Chapter III - Struggle for existence
p61) I have called this principle, by which each slight variation, if useful, is preserved, by the term of Natural Selection, in order to mark its relation to man's power of selection.
It seems that even the name emphasizes (hu)man's power. Was this something Darwin was thinking about when he came up with the name for his idea? Not that humans had any power in natural selection of course, but that people would associate the power of 'nature' with the power already held by humankind?
p62) We behold the face of nature bright with gladness... :)
p63) There are different kinds/gradients of 'struggle'.
p66) ...the average number of any animal or plant depends only indirectly on the number of its eggs or seeds.
Yes, I understand that he is discussing k- verses r- selected organisms but I think this is quite a generalized statement and a lot of other factors determine the average number of them.
p68) Climate plays an important part in determining the average numbers of a species, and periodical seasons of extreme cold or drought, I believe to be the most effective of all checks.
Will this be a check of humans???
p70) ...that a plant could exist only where the conditions of its life were so favourable that many could exist together, and thus save each other from utter destruction.
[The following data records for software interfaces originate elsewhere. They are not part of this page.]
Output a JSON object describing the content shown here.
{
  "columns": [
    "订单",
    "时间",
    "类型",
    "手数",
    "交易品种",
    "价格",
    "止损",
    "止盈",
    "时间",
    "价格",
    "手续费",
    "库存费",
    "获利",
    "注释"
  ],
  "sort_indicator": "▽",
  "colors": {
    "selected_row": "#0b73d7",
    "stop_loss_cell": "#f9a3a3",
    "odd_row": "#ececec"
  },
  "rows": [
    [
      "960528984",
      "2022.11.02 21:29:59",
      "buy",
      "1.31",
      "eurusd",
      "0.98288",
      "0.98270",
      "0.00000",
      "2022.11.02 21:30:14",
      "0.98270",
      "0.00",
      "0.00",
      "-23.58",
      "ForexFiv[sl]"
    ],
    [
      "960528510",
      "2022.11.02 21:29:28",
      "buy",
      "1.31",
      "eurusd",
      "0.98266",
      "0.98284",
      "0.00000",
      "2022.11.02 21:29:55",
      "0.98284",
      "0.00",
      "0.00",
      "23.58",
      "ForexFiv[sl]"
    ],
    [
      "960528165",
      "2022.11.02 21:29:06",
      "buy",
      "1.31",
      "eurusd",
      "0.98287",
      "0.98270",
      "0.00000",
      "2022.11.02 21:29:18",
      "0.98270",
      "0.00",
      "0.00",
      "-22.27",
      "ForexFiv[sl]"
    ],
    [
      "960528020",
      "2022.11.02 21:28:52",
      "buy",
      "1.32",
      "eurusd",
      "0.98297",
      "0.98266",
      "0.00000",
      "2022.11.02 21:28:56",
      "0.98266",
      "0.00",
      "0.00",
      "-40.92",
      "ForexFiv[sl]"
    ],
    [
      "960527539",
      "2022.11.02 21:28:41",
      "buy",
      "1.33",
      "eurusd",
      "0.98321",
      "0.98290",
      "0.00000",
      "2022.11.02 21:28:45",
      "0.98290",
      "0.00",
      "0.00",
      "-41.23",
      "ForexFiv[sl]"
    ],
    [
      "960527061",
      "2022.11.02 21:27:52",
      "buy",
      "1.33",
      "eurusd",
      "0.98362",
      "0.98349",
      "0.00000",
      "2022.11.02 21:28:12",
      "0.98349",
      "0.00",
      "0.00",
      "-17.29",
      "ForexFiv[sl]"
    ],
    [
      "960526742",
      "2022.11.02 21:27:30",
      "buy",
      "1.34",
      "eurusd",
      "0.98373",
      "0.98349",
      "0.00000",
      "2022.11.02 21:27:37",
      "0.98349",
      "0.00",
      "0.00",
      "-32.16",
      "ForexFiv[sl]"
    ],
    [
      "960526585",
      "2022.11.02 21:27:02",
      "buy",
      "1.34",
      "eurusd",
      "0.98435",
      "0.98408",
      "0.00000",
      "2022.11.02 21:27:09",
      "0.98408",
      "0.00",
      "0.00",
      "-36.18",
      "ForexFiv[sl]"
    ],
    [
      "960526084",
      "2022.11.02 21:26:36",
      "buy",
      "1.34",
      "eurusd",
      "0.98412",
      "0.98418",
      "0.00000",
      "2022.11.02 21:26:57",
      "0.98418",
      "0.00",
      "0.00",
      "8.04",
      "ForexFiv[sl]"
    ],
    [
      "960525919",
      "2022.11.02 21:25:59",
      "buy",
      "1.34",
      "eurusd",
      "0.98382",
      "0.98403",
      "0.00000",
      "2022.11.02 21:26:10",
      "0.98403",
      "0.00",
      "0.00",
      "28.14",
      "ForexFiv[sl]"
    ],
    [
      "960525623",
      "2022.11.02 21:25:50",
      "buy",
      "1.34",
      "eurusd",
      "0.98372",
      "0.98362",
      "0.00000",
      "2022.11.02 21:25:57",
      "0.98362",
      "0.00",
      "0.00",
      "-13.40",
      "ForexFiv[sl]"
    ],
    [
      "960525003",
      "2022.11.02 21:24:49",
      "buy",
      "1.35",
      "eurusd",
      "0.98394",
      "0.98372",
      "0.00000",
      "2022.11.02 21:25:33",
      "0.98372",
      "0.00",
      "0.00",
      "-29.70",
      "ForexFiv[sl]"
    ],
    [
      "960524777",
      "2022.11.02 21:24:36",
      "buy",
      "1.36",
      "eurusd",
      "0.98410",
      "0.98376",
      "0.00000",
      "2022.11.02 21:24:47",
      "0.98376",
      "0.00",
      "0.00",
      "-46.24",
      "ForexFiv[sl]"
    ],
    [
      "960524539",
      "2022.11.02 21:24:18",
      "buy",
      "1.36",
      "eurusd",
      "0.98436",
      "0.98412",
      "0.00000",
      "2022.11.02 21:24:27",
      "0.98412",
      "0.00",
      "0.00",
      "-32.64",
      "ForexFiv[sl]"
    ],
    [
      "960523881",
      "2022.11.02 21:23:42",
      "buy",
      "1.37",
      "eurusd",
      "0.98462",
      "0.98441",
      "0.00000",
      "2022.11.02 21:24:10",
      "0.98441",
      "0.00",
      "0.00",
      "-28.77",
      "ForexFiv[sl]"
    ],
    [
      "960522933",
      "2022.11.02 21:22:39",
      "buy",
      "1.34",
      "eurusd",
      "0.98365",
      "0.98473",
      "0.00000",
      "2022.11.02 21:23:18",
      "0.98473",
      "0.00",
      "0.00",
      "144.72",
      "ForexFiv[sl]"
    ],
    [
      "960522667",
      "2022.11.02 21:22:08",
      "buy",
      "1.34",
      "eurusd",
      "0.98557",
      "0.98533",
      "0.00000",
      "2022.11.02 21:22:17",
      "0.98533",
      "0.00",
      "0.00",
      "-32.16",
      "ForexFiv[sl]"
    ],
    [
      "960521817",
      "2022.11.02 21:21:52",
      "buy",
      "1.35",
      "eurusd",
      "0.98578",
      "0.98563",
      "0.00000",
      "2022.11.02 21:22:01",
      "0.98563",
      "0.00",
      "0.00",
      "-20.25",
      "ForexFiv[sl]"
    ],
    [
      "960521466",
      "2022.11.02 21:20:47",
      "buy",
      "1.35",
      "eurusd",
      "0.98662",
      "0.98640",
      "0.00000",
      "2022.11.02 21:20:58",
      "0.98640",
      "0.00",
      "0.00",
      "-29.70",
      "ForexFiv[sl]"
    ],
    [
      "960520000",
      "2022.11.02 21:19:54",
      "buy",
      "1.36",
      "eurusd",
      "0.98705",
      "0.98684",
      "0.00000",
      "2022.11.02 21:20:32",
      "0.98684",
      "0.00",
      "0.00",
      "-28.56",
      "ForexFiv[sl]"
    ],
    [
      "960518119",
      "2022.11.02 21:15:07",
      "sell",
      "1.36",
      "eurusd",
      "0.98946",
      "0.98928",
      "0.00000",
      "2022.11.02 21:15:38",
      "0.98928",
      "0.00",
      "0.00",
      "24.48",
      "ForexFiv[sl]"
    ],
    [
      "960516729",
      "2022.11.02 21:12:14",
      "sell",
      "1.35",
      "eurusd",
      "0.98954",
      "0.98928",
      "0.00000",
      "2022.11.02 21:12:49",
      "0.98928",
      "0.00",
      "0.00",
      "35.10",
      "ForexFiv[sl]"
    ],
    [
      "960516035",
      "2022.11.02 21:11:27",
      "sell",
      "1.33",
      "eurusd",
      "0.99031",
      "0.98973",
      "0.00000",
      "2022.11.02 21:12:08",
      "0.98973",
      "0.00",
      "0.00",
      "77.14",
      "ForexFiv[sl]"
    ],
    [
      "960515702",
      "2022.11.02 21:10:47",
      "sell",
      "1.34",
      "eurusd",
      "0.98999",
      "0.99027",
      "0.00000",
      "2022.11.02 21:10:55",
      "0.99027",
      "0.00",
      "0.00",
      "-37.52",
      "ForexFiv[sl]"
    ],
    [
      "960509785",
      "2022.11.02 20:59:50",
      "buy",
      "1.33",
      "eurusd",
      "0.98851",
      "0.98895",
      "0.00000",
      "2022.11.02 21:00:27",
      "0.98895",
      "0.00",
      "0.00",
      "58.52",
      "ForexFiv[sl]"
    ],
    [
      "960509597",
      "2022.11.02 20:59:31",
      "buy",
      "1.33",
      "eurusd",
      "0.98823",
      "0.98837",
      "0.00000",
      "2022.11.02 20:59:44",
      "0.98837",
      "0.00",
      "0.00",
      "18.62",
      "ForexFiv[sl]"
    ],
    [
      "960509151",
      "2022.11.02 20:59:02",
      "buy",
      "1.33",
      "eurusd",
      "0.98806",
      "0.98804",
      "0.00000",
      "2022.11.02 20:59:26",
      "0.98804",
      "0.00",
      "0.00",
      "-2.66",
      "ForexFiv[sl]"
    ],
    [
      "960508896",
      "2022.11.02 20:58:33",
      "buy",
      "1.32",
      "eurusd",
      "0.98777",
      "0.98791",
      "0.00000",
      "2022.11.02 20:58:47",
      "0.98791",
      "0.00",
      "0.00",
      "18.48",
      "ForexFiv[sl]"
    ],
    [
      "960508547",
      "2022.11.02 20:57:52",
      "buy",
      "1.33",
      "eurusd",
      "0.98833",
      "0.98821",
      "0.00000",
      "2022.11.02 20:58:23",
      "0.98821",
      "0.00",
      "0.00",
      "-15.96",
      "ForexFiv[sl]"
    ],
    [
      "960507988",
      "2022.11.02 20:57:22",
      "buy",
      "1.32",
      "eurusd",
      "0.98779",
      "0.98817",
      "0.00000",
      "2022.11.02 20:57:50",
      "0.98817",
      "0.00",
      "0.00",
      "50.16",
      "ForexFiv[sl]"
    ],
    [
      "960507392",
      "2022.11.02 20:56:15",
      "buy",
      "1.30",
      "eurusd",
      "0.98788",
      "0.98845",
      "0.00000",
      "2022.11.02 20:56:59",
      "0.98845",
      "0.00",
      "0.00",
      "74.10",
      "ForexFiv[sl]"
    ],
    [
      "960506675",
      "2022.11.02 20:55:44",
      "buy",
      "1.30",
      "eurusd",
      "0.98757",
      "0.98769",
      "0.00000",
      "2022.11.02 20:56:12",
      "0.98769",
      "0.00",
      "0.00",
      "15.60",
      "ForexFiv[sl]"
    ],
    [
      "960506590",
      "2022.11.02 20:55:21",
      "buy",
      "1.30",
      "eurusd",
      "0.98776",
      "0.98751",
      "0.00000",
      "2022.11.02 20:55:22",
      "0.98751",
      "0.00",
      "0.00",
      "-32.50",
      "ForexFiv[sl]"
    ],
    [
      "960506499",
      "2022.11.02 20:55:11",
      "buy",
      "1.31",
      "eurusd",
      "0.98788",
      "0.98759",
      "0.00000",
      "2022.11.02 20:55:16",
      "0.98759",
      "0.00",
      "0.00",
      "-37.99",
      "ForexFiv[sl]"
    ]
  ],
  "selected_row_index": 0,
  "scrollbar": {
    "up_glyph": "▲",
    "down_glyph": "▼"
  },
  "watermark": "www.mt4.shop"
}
This statement stood out for me for some reason. Has this been tested? Is this sort of like the school of fish hypothesis? Can anyone elaborate on this for me?
p73) Food Webs!
Nevertheless so profound is our ignorance, and so high our presumption, that we marvel when we hear of the extinction of an organic being; and as we do not see the cause, we invoke cataclysms to desolate the world, or invent laws on the duration of the forms of life!
"In England, these insects used to be called Humble Bees, and they were the stuff of which legends were made. In The Origin of Species, Charles Darwin related a story that asserted that old maids were the real power behind the British Empire. The reasoning behind this remarkable claim was that the British army lived on beef; to raise beef you must have clover; and clover, particularly red clover, is pollinated only by humble bees. When field mice are abundant, they often break into the nests of humble bees to steal the honey pots, thus killing the bees. Old maids keep cats, and cats kill mice; hence the bee population, the clover crop, and the beef supply all depend on the number of old maids— well, you get the idea. It’s the food chain in action again." B. Meredith
p76) ...but probably in no one case could we precisely say why one species has been victorious over another in the great battle of life.
Any papers on this?